■ **Problem**
The data should be duplicated exactly, with every word kept as it is.

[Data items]
%%
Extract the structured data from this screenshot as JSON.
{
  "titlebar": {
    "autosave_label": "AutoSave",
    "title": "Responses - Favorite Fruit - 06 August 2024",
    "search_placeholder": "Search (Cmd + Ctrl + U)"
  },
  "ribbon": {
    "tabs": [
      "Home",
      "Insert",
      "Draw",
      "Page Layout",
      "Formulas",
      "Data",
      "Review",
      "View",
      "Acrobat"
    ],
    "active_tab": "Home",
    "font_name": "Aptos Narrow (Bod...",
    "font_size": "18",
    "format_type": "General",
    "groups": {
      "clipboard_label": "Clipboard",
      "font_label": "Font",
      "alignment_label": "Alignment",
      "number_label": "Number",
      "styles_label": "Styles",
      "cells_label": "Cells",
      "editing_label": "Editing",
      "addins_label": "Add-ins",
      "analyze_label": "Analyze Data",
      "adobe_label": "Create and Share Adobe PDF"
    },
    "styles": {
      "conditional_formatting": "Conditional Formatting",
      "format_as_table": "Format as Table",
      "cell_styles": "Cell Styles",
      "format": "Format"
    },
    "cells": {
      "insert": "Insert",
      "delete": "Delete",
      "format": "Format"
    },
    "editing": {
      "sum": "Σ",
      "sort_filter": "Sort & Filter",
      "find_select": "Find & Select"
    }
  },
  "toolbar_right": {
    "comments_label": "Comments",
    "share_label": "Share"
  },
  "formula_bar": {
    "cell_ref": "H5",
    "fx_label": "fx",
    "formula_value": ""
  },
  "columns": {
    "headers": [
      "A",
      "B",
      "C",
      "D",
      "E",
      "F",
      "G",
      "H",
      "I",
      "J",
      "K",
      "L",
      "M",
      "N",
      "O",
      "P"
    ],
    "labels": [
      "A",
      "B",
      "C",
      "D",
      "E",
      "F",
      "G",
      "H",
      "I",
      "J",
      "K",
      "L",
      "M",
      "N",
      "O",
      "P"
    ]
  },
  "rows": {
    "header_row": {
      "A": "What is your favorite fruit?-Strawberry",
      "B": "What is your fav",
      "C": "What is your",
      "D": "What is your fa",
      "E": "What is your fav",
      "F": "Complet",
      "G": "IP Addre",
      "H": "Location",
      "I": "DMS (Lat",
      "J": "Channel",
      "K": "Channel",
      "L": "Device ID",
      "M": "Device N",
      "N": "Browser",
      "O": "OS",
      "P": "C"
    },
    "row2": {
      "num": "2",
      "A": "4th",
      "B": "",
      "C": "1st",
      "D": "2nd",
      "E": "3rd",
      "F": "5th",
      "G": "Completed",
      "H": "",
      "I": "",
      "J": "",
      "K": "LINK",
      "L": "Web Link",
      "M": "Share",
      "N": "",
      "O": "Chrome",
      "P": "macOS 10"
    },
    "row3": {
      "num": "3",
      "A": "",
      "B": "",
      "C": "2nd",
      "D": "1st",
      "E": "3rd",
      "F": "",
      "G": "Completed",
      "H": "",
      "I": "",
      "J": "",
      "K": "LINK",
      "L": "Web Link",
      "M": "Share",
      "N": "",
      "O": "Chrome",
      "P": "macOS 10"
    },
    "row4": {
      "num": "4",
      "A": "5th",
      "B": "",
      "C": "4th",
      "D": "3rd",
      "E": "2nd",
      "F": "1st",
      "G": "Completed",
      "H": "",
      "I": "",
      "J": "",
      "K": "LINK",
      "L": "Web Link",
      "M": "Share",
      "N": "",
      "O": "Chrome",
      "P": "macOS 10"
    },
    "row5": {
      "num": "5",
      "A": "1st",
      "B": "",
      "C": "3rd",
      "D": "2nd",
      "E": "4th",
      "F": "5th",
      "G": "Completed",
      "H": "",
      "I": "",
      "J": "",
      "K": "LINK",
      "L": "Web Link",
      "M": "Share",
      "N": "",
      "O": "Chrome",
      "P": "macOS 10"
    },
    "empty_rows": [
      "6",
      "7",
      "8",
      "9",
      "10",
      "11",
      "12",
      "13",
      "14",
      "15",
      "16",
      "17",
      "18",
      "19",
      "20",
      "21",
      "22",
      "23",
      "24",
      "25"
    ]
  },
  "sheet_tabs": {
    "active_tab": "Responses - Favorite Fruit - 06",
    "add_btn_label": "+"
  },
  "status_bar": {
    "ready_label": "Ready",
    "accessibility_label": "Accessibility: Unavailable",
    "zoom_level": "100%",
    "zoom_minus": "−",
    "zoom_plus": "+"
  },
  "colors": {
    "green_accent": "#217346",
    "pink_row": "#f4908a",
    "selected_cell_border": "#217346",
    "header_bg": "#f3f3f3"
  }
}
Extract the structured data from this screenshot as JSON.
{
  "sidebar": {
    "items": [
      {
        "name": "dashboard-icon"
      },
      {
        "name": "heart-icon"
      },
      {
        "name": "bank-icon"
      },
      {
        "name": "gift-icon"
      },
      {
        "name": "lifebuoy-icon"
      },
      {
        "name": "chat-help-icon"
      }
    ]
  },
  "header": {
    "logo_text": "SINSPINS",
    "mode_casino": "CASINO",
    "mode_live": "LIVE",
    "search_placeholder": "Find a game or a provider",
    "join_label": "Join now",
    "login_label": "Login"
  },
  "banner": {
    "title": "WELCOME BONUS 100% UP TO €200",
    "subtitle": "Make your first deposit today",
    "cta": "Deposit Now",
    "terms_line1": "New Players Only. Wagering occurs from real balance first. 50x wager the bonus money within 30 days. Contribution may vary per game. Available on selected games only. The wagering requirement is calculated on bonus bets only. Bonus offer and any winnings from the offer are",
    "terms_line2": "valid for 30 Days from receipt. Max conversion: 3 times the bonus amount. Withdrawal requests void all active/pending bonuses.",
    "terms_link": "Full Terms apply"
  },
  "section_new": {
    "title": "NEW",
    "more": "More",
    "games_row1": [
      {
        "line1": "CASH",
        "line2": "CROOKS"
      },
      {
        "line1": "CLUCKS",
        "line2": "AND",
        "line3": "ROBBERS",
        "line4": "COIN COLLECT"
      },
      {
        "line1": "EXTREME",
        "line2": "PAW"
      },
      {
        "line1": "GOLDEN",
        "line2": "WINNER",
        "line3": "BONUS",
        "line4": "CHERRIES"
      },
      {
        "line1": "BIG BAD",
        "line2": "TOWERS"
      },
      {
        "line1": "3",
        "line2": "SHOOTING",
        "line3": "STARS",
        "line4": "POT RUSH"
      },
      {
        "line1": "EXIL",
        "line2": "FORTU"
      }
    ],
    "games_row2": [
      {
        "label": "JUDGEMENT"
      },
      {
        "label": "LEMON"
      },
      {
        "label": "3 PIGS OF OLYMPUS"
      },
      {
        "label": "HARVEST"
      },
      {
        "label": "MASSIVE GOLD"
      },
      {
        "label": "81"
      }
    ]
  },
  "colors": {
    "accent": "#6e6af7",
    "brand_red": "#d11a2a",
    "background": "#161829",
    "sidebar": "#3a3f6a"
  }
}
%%
■ **Your solution**
Extract the structured data from this screenshot as JSON.
{
  "titlebar": {
    "autosave_label": "AutoSave",
    "title": "Responses - Favorite Fruit - 06 August 2024",
    "search_placeholder": "Search (Cmd + Ctrl + U)"
  },
  "ribbon": {
    "tabs": [
      "Home",
      "Insert",
      "Draw",
      "Page Layout",
      "Formulas",
      "Data",
      "Review",
      "View",
      "Acrobat"
    ],
    "active_tab": "Home",
    "font_name": "Aptos Narrow (Bod...",
    "font_size": "18",
    "format_type": "General",
    "groups": {
      "clipboard_label": "Clipboard",
      "font_label": "Font",
      "alignment_label": "Alignment",
      "number_label": "Number",
      "styles_label": "Styles",
      "cells_label": "Cells",
      "editing_label": "Editing",
      "addins_label": "Add-ins",
      "analyze_label": "Analyze Data",
      "adobe_label": "Create and Share Adobe PDF"
    },
    "styles": {
      "conditional_formatting": "Conditional Formatting",
      "format_as_table": "Format as Table",
      "cell_styles": "Cell Styles",
      "format": "Format"
    },
    "cells": {
      "insert": "Insert",
      "delete": "Delete",
      "format": "Format"
    },
    "editing": {
      "sum": "Σ",
      "sort_filter": "Sort & Filter",
      "find_select": "Find & Select"
    }
  },
  "toolbar_right": {
    "comments_label": "Comments",
    "share_label": "Share"
  },
  "formula_bar": {
    "cell_ref": "H5",
    "fx_label": "fx",
    "formula_value": ""
  },
  "columns": {
    "headers": [
      "A",
      "B",
      "C",
      "D",
      "E",
      "F",
      "G",
      "H",
      "I",
      "J",
      "K",
      "L",
      "M",
      "N",
      "O",
      "P"
    ],
    "labels": [
      "A",
      "B",
      "C",
      "D",
      "E",
      "F",
      "G",
      "H",
      "I",
      "J",
      "K",
      "L",
      "M",
      "N",
      "O",
      "P"
    ]
  },
  "rows": {
    "header_row": {
      "A": "What is your favorite fruit?-Strawberry",
      "B": "What is your fav",
      "C": "What is your",
      "D": "What is your fa",
      "E": "What is your fav",
      "F": "Complet",
      "G": "IP Addre",
      "H": "Location",
      "I": "DMS (Lat",
      "J": "Channel",
      "K": "Channel",
      "L": "Device ID",
      "M": "Device N",
      "N": "Browser",
      "O": "OS",
      "P": "C"
    },
    "row2": {
      "num": "2",
      "A": "4th",
      "B": "",
      "C": "1st",
      "D": "2nd",
      "E": "3rd",
      "F": "5th",
      "G": "Completed",
      "H": "",
      "I": "",
      "J": "",
      "K": "LINK",
      "L": "Web Link",
      "M": "Share",
      "N": "",
      "O": "Chrome",
      "P": "macOS 10"
    },
    "row3": {
      "num": "3",
      "A": "",
      "B": "",
      "C": "2nd",
      "D": "1st",
      "E": "3rd",
      "F": "",
      "G": "Completed",
      "H": "",
      "I": "",
      "J": "",
      "K": "LINK",
      "L": "Web Link",
      "M": "Share",
      "N": "",
      "O": "Chrome",
      "P": "macOS 10"
    },
    "row4": {
      "num": "4",
      "A": "5th",
      "B": "",
      "C": "4th",
      "D": "3rd",
      "E": "2nd",
      "F": "1st",
      "G": "Completed",
      "H": "",
      "I": "",
      "J": "",
      "K": "LINK",
      "L": "Web Link",
      "M": "Share",
      "N": "",
      "O": "Chrome",
      "P": "macOS 10"
    },
    "row5": {
      "num": "5",
      "A": "1st",
      "B": "",
      "C": "3rd",
      "D": "2nd",
      "E": "4th",
      "F": "5th",
      "G": "Completed",
      "H": "",
      "I": "",
      "J": "",
      "K": "LINK",
      "L": "Web Link",
      "M": "Share",
      "N": "",
      "O": "Chrome",
      "P": "macOS 10"
    },
    "empty_rows": [
      "6",
      "7",
      "8",
      "9",
      "10",
      "11",
      "12",
      "13",
      "14",
      "15",
      "16",
      "17",
      "18",
      "19",
      "20",
      "21",
      "22",
      "23",
      "24",
      "25"
    ]
  },
  "sheet_tabs": {
    "active_tab": "Responses - Favorite Fruit - 06",
    "add_btn_label": "+"
  },
  "status_bar": {
    "ready_label": "Ready",
    "accessibility_label": "Accessibility: Unavailable",
    "zoom_level": "100%",
    "zoom_minus": "−",
    "zoom_plus": "+"
  },
  "colors": {
    "green_accent": "#217346",
    "pink_row": "#f4908a",
    "selected_cell_border": "#217346",
    "header_bg": "#f3f3f3"
  }
}
Extract the structured data from this screenshot as JSON.
{
  "sidebar": {
    "items": [
      {
        "name": "dashboard-icon"
      },
      {
        "name": "heart-icon"
      },
      {
        "name": "bank-icon"
      },
      {
        "name": "gift-icon"
      },
      {
        "name": "lifebuoy-icon"
      },
      {
        "name": "chat-help-icon"
      }
    ]
  },
  "header": {
    "logo_text": "SINSPINS",
    "mode_casino": "CASINO",
    "mode_live": "LIVE",
    "search_placeholder": "Find a game or a provider",
    "join_label": "Join now",
    "login_label": "Login"
  },
  "banner": {
    "title": "WELCOME BONUS 100% UP TO €200",
    "subtitle": "Make your first deposit today",
    "cta": "Deposit Now",
    "terms_line1": "New Players Only. Wagering occurs from real balance first. 50x wager the bonus money within 30 days. Contribution may vary per game. Available on selected games only. The wagering requirement is calculated on bonus bets only. Bonus offer and any winnings from the offer are",
    "terms_line2": "valid for 30 Days from receipt. Max conversion: 3 times the bonus amount. Withdrawal requests void all active/pending bonuses.",
    "terms_link": "Full Terms apply"
  },
  "section_new": {
    "title": "NEW",
    "more": "More",
    "games_row1": [
      {
        "line1": "CASH",
        "line2": "CROOKS"
      },
      {
        "line1": "CLUCKS",
        "line2": "AND",
        "line3": "ROBBERS",
        "line4": "COIN COLLECT"
      },
      {
        "line1": "EXTREME",
        "line2": "PAW"
      },
      {
        "line1": "GOLDEN",
        "line2": "WINNER",
        "line3": "BONUS",
        "line4": "CHERRIES"
      },
      {
        "line1": "BIG BAD",
        "line2": "TOWERS"
      },
      {
        "line1": "3",
        "line2": "SHOOTING",
        "line3": "STARS",
        "line4": "POT RUSH"
      },
      {
        "line1": "EXIL",
        "line2": "FORTU"
      }
    ],
    "games_row2": [
      {
        "label": "JUDGEMENT"
      },
      {
        "label": "LEMON"
      },
      {
        "label": "3 PIGS OF OLYMPUS"
      },
      {
        "label": "HARVEST"
      },
      {
        "label": "MASSIVE GOLD"
      },
      {
        "label": "81"
      }
    ]
  },
  "colors": {
    "accent": "#6e6af7",
    "brand_red": "#d11a2a",
    "background": "#161829",
    "sidebar": "#3a3f6a"
  }
}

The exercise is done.